Activity →
Match on the string "connections" in the entries below and return every matching line.

*** Provided entries

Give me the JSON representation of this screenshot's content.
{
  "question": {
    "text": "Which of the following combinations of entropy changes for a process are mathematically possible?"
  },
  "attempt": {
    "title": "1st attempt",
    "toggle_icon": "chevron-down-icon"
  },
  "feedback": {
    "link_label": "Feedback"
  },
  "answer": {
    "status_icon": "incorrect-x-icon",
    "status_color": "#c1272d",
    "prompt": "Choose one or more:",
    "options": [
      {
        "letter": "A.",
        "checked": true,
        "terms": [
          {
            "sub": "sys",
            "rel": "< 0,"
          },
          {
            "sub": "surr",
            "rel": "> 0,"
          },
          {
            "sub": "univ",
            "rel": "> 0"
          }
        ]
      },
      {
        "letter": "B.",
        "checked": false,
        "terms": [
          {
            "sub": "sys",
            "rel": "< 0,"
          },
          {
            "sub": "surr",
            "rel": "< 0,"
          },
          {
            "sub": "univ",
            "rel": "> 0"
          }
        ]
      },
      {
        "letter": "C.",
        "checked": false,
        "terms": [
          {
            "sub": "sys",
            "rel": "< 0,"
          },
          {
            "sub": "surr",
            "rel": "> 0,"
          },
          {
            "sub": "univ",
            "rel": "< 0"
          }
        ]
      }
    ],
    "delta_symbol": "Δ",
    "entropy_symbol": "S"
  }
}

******
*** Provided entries

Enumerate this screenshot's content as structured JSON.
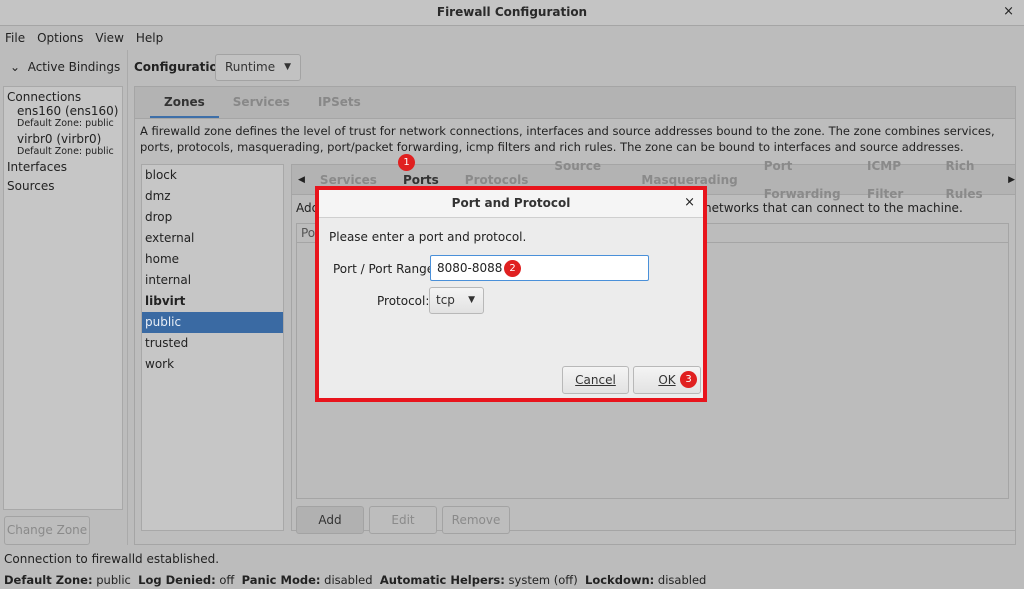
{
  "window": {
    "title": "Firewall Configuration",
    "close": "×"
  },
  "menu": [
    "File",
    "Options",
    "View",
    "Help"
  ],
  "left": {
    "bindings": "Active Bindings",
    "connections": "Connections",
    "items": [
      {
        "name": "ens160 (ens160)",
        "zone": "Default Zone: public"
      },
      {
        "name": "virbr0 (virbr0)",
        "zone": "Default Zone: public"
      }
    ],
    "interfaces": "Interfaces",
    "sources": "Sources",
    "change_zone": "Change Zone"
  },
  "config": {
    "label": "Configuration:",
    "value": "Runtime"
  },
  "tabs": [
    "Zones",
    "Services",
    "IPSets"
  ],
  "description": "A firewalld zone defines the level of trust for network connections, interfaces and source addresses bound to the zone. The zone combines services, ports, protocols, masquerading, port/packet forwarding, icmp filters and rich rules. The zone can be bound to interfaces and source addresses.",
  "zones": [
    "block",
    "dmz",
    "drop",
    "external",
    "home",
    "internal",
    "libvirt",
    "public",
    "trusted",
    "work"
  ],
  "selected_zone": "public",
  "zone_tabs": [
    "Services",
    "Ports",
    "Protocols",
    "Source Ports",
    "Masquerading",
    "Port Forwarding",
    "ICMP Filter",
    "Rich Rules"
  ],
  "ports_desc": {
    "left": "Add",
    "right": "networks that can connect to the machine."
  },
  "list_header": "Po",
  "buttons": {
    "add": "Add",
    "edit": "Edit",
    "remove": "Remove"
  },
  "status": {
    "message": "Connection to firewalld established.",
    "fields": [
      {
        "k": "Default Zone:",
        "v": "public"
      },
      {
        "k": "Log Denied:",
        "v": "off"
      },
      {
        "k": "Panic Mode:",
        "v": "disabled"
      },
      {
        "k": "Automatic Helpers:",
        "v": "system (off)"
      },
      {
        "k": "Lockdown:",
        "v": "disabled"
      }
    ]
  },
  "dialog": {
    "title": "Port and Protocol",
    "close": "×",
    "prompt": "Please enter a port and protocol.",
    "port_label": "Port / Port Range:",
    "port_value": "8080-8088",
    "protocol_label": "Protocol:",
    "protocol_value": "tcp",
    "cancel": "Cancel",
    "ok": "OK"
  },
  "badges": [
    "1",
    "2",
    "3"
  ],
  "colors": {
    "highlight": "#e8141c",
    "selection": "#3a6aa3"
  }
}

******

Task output →
    "connections": "Connections",
  "description": "A firewalld zone defines the level of trust for network connections, interfaces and source addresses bound to the zone. The zone combines services, ports, protocols, masquerading, port/packet forwarding, icmp filters and rich rules. The zone can be bound to interfaces and source addresses.",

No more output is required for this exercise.